Adding to the growing body of judicially inspired electoral reforms, the Supreme Court has imposed an additional disclosure (प्रकटीकरण/भंडाफोड़) norm for candidates contesting elections. It has asked the Centre to amend the rules as well as the disclosure form filed by candidates along with their nomination papers, to include the sources of their income, and those of their spouses(जीवन साथी) and dependants. The court has also asked for the establishment (स्थापना/गृहस्थी) of a permanent mechanism to investigate any unexplained ordisproportionate (असंगत/बेमेल) increase in the assets of legislators (विधायकों/कानून निर्माता) during their tenure. The verdict (विचार/निर्णय) of the two-judge Bench on a petition (याचिका/सिफ़ारिश) from the NGO, Lok Prahari, is one more in a long line of significant verdicts aimed at preserving(संरक्षण) the purity of the electoral process. These include the direction to provide the ‘NOTA’ option in voting machines, and another striking down a clause that saved sitting legislators from immediate disqualification upon conviction (सजा/आस्था). It has ruled that the act of voting is an expression of free speech, and that it is part of this fundamental right that voters are required to be informed of all relevat(संगत/उचित) details about a contestant. This led to the rule that candidates should furnish details of any criminal antecedents, educational qualifications and assets (संपत्ति). If disclosure of assets is mandatory, it is only logical that the sources of income are also revealed. And as it is often seen that there is a dramatic increase in the assets of candidates at every election over what was disclosed in previousaffidavits (हलफनामों/शपथ-पत्र), it stands to reason that any rise should be explained or probed.
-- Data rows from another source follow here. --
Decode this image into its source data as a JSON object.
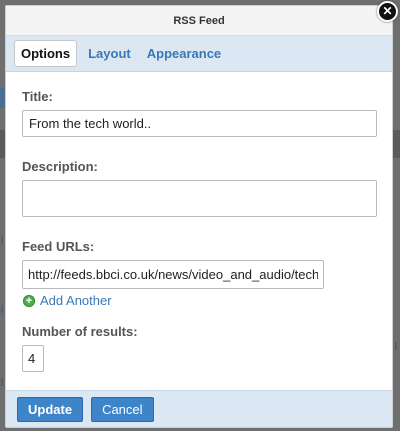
{
  "dialog": {
    "title": "RSS Feed",
    "close_icon": "close-icon"
  },
  "tabs": [
    {
      "label": "Options",
      "active": true
    },
    {
      "label": "Layout",
      "active": false
    },
    {
      "label": "Appearance",
      "active": false
    }
  ],
  "form": {
    "title_label": "Title:",
    "title_value": "From the tech world..",
    "description_label": "Description:",
    "description_value": "",
    "feed_urls_label": "Feed URLs:",
    "feed_url_value": "http://feeds.bbci.co.uk/news/video_and_audio/technology/rss.xml",
    "add_another_label": "Add Another",
    "add_icon": "plus-circle-icon",
    "num_results_label": "Number of results:",
    "num_results_value": "4"
  },
  "buttons": {
    "update_label": "Update",
    "cancel_label": "Cancel"
  },
  "colors": {
    "accent": "#3d84c9",
    "tab_bar": "#dbe8f4",
    "link": "#3a78b5",
    "add_icon": "#4caf50"
  }
}
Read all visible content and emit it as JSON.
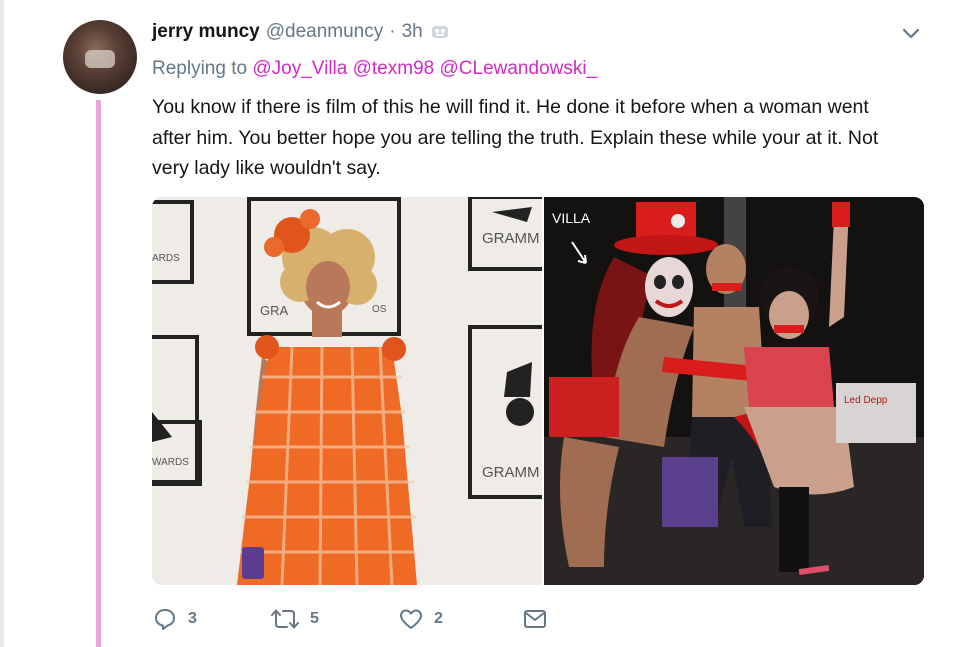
{
  "tweet": {
    "display_name": "jerry muncy",
    "handle": "@deanmuncy",
    "separator": "·",
    "time": "3h",
    "replying_prefix": "Replying to",
    "mentions": [
      "@Joy_Villa",
      "@texm98",
      "@CLewandowski_"
    ],
    "text": "You know if there is film of this he will find it. He done it before when a woman went after him. You better hope you are telling the truth. Explain these while your at it. Not very lady like wouldn't say."
  },
  "media": {
    "left_photo": {
      "backdrop_text": [
        "GRAMM",
        "ARDS",
        "GRA",
        "OS",
        "WARDS",
        "GRAMM"
      ]
    },
    "right_photo": {
      "overlay_text": "VILLA",
      "prop_text": "Led Depp"
    }
  },
  "actions": {
    "reply_count": "3",
    "retweet_count": "5",
    "like_count": "2"
  },
  "colors": {
    "thread_line": "#e9a8d9",
    "mention": "#d12ac7",
    "muted": "#657786"
  }
}
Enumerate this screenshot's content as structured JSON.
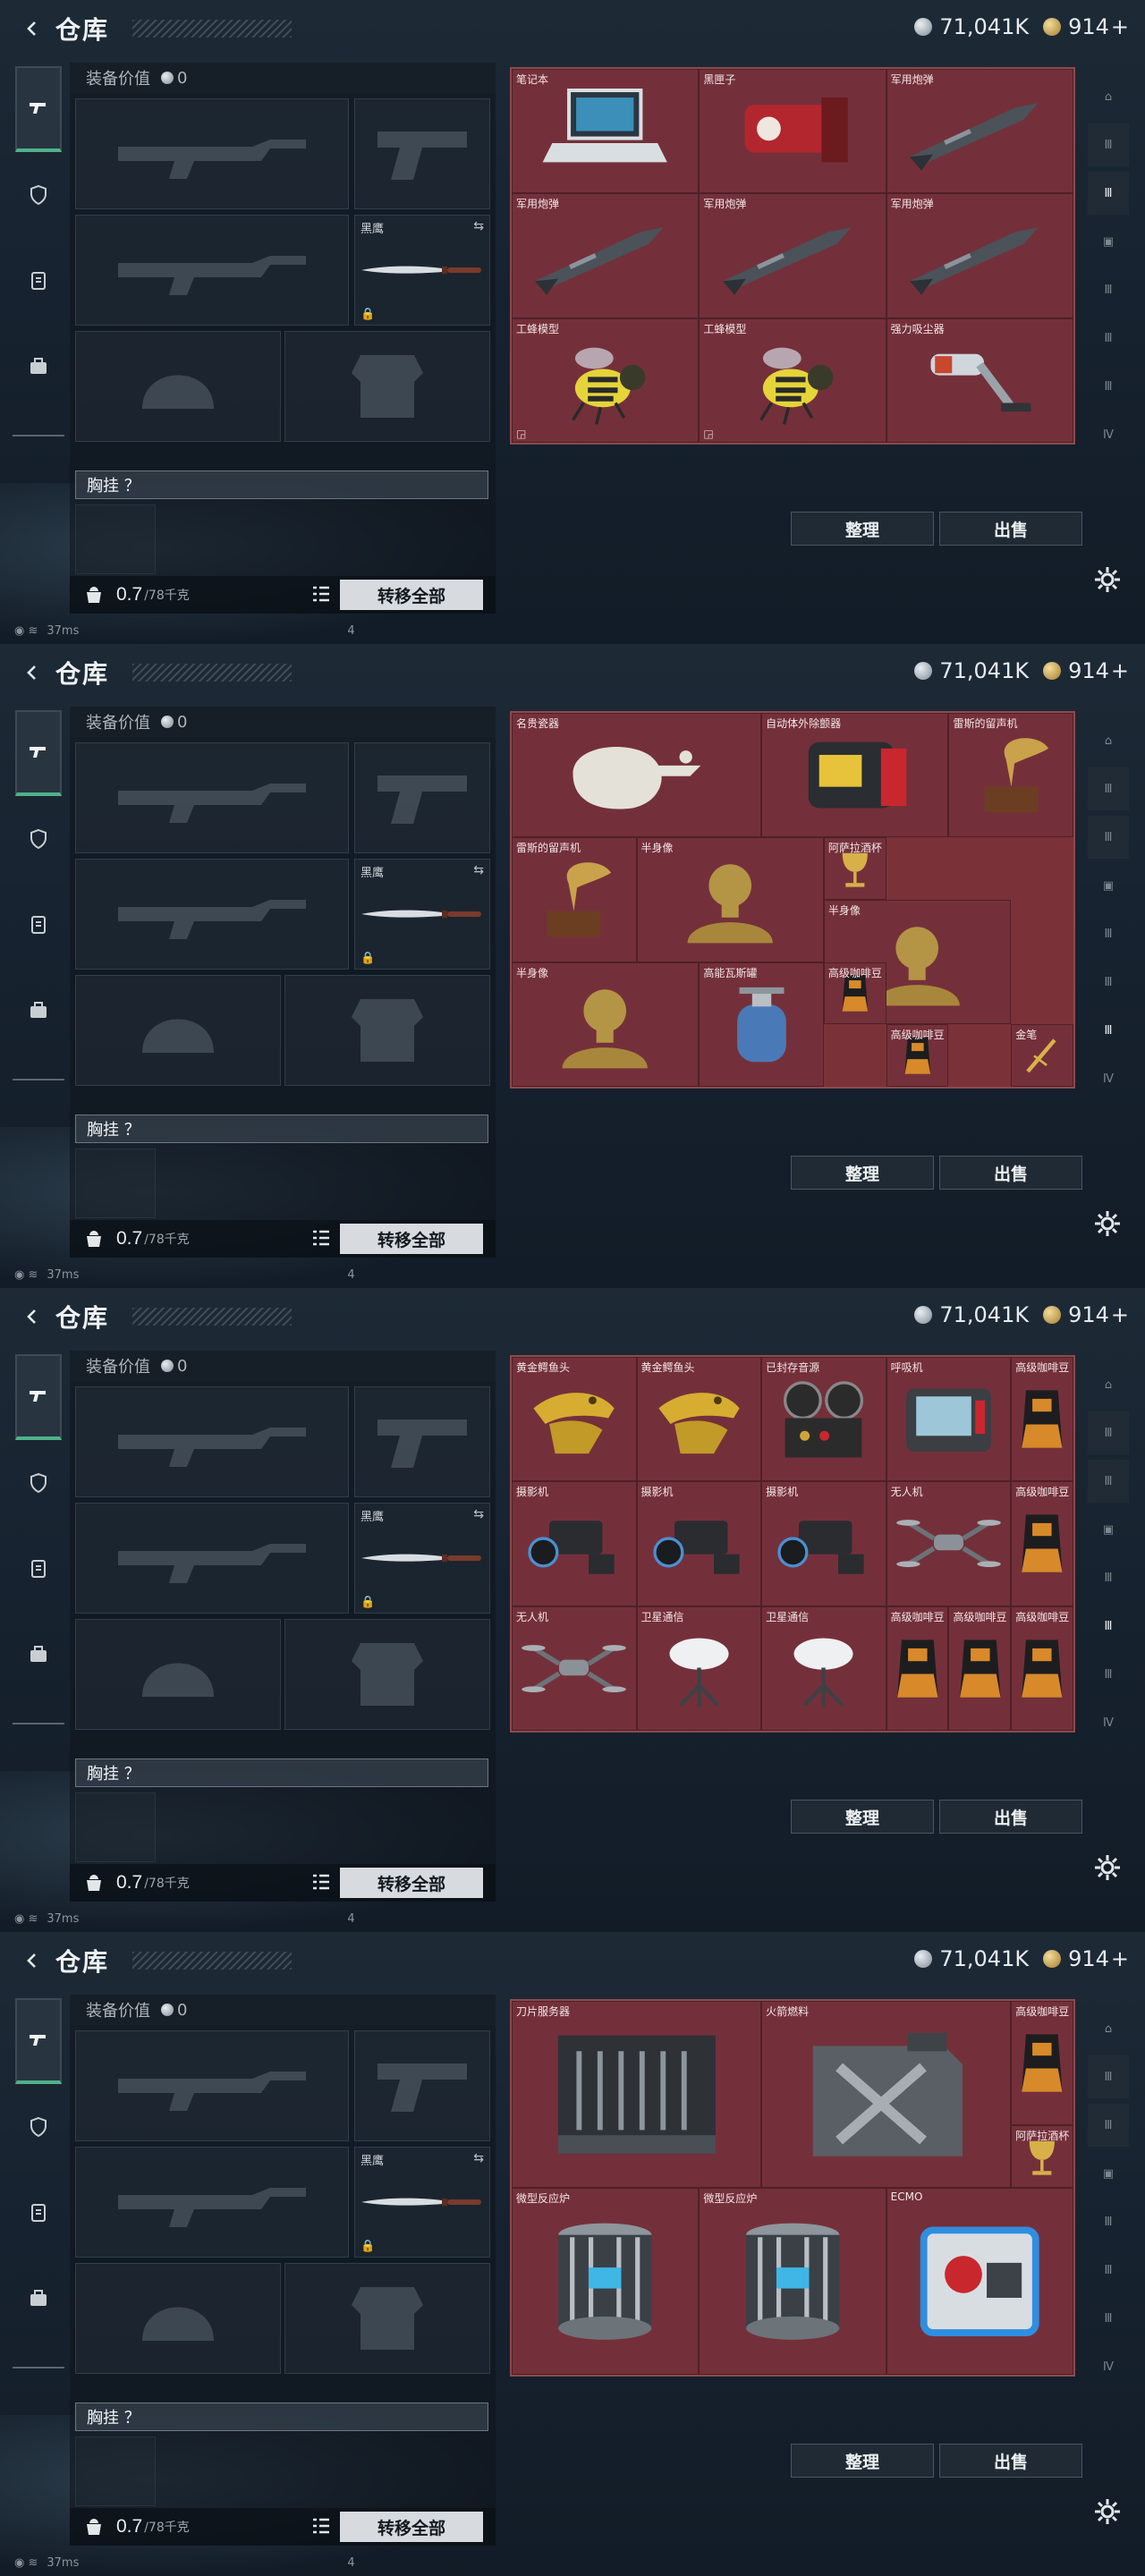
{
  "header": {
    "title": "仓库",
    "silver": "71,041K",
    "gold": "914",
    "gold_plus": "+"
  },
  "equip": {
    "value_label": "装备价值",
    "value": "0",
    "knife_name": "黑鹰",
    "chest_rig": "胸挂 ？",
    "weight": "0.7",
    "weight_unit": "/78千克",
    "transfer_label": "转移全部"
  },
  "actions": {
    "sort": "整理",
    "sell": "出售"
  },
  "status": {
    "ping": "37ms",
    "left": "4"
  },
  "panels": [
    {
      "items": [
        {
          "name": "笔记本",
          "col": 1,
          "row": 1,
          "w": 3,
          "h": 2,
          "icon": "laptop"
        },
        {
          "name": "黑匣子",
          "col": 4,
          "row": 1,
          "w": 3,
          "h": 2,
          "icon": "blackbox"
        },
        {
          "name": "军用炮弹",
          "col": 7,
          "row": 1,
          "w": 3,
          "h": 2,
          "icon": "shell"
        },
        {
          "name": "军用炮弹",
          "col": 1,
          "row": 3,
          "w": 3,
          "h": 2,
          "icon": "shell"
        },
        {
          "name": "军用炮弹",
          "col": 4,
          "row": 3,
          "w": 3,
          "h": 2,
          "icon": "shell"
        },
        {
          "name": "军用炮弹",
          "col": 7,
          "row": 3,
          "w": 3,
          "h": 2,
          "icon": "shell"
        },
        {
          "name": "工蜂模型",
          "col": 1,
          "row": 5,
          "w": 3,
          "h": 2,
          "icon": "bee",
          "tag": "◲"
        },
        {
          "name": "工蜂模型",
          "col": 4,
          "row": 5,
          "w": 3,
          "h": 2,
          "icon": "bee",
          "tag": "◲"
        },
        {
          "name": "强力吸尘器",
          "col": 7,
          "row": 5,
          "w": 3,
          "h": 2,
          "icon": "vacuum"
        }
      ]
    },
    {
      "items": [
        {
          "name": "名贵瓷器",
          "col": 1,
          "row": 1,
          "w": 4,
          "h": 2,
          "icon": "vase"
        },
        {
          "name": "自动体外除颤器",
          "col": 5,
          "row": 1,
          "w": 3,
          "h": 2,
          "icon": "defib"
        },
        {
          "name": "雷斯的留声机",
          "col": 8,
          "row": 1,
          "w": 2,
          "h": 2,
          "icon": "gramophone"
        },
        {
          "name": "雷斯的留声机",
          "col": 1,
          "row": 3,
          "w": 2,
          "h": 2,
          "icon": "gramophone"
        },
        {
          "name": "半身像",
          "col": 3,
          "row": 3,
          "w": 3,
          "h": 2,
          "icon": "bust"
        },
        {
          "name": "阿萨拉酒杯",
          "col": 6,
          "row": 3,
          "w": 1,
          "h": 1,
          "icon": "goblet"
        },
        {
          "name": "半身像",
          "col": 6,
          "row": 4,
          "w": 3,
          "h": 2,
          "icon": "bust"
        },
        {
          "name": "半身像",
          "col": 1,
          "row": 5,
          "w": 3,
          "h": 2,
          "icon": "bust"
        },
        {
          "name": "高能瓦斯罐",
          "col": 4,
          "row": 5,
          "w": 2,
          "h": 2,
          "icon": "gas"
        },
        {
          "name": "高级咖啡豆",
          "col": 6,
          "row": 5,
          "w": 1,
          "h": 1,
          "icon": "coffee"
        },
        {
          "name": "高级咖啡豆",
          "col": 7,
          "row": 6,
          "w": 1,
          "h": 1,
          "icon": "coffee"
        },
        {
          "name": "金笔",
          "col": 9,
          "row": 6,
          "w": 1,
          "h": 1,
          "icon": "pen"
        }
      ]
    },
    {
      "items": [
        {
          "name": "黄金鳄鱼头",
          "col": 1,
          "row": 1,
          "w": 2,
          "h": 2,
          "icon": "croc"
        },
        {
          "name": "黄金鳄鱼头",
          "col": 3,
          "row": 1,
          "w": 2,
          "h": 2,
          "icon": "croc"
        },
        {
          "name": "已封存音源",
          "col": 5,
          "row": 1,
          "w": 2,
          "h": 2,
          "icon": "reel"
        },
        {
          "name": "呼吸机",
          "col": 7,
          "row": 1,
          "w": 2,
          "h": 2,
          "icon": "ventilator"
        },
        {
          "name": "高级咖啡豆",
          "col": 9,
          "row": 1,
          "w": 1,
          "h": 2,
          "icon": "coffee"
        },
        {
          "name": "摄影机",
          "col": 1,
          "row": 3,
          "w": 2,
          "h": 2,
          "icon": "camera"
        },
        {
          "name": "摄影机",
          "col": 3,
          "row": 3,
          "w": 2,
          "h": 2,
          "icon": "camera"
        },
        {
          "name": "摄影机",
          "col": 5,
          "row": 3,
          "w": 2,
          "h": 2,
          "icon": "camera"
        },
        {
          "name": "无人机",
          "col": 7,
          "row": 3,
          "w": 2,
          "h": 2,
          "icon": "drone"
        },
        {
          "name": "高级咖啡豆",
          "col": 9,
          "row": 3,
          "w": 1,
          "h": 2,
          "icon": "coffee"
        },
        {
          "name": "无人机",
          "col": 1,
          "row": 5,
          "w": 2,
          "h": 2,
          "icon": "drone"
        },
        {
          "name": "卫星通信",
          "col": 3,
          "row": 5,
          "w": 2,
          "h": 2,
          "icon": "dish"
        },
        {
          "name": "卫星通信",
          "col": 5,
          "row": 5,
          "w": 2,
          "h": 2,
          "icon": "dish"
        },
        {
          "name": "高级咖啡豆",
          "col": 7,
          "row": 5,
          "w": 1,
          "h": 2,
          "icon": "coffee"
        },
        {
          "name": "高级咖啡豆",
          "col": 8,
          "row": 5,
          "w": 1,
          "h": 2,
          "icon": "coffee"
        },
        {
          "name": "高级咖啡豆",
          "col": 9,
          "row": 5,
          "w": 1,
          "h": 2,
          "icon": "coffee"
        }
      ]
    },
    {
      "items": [
        {
          "name": "刀片服务器",
          "col": 1,
          "row": 1,
          "w": 4,
          "h": 3,
          "icon": "server"
        },
        {
          "name": "火箭燃料",
          "col": 5,
          "row": 1,
          "w": 4,
          "h": 3,
          "icon": "jerrycan"
        },
        {
          "name": "高级咖啡豆",
          "col": 9,
          "row": 1,
          "w": 1,
          "h": 2,
          "icon": "coffee"
        },
        {
          "name": "阿萨拉酒杯",
          "col": 9,
          "row": 3,
          "w": 1,
          "h": 1,
          "icon": "goblet"
        },
        {
          "name": "微型反应炉",
          "col": 1,
          "row": 4,
          "w": 3,
          "h": 3,
          "icon": "reactor"
        },
        {
          "name": "微型反应炉",
          "col": 4,
          "row": 4,
          "w": 3,
          "h": 3,
          "icon": "reactor"
        },
        {
          "name": "ECMO",
          "col": 7,
          "row": 4,
          "w": 3,
          "h": 3,
          "icon": "ecmo"
        }
      ]
    }
  ],
  "rightnav": [
    "⌂",
    "Ⅲ",
    "Ⅲ",
    "▣",
    "Ⅲ",
    "Ⅲ",
    "Ⅲ",
    "Ⅳ"
  ],
  "rightnav_selected": [
    3,
    7,
    6,
    9
  ],
  "colors": {
    "grid_bg": "#7a3238",
    "accent": "#4fb18a",
    "button_light": "#d7dbdf"
  }
}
Few will dispute that lawmakers amassing(एकत्र करना) wealth or gaining unusual access to public funds and loans are concerns that need to be addressed through new norms. To give teeth to its order, the court has made it clear that non-disclosure of assets and their sources would amount to a “corrupt practice” under Section 123 of the Representation of the People Act, 1951. Lest a question be raised whether the court’s order toamend(संशोधन/सुधरना) the relevant rules amounted to legislation, the Bench has said it sees no “legal or normative impediment(बाधा/अवरोध)”, as the Centre is empowered (सशक्त/शक्ति प्राप्त) by the Act to frame rules in consultation with the Election Commission. The idea of a permanent mechanism to collect data about the assets of legislators and periodically examine them is laudable (प्रशंसनीय/सराहने योग्य), but it is not clear which authority will run it. The court envisions(कल्पना करना) a body that would make recommendations (सिफारिशें/गुण-कीर्तन) for prosecution or disqualification based on its own findings. The Centre and the Election Commission will have to jointly address the issue. The larger message from the verdict is that a fully informed electorate and transparent candidature will be key components (पुरज़ा) of future elections in India.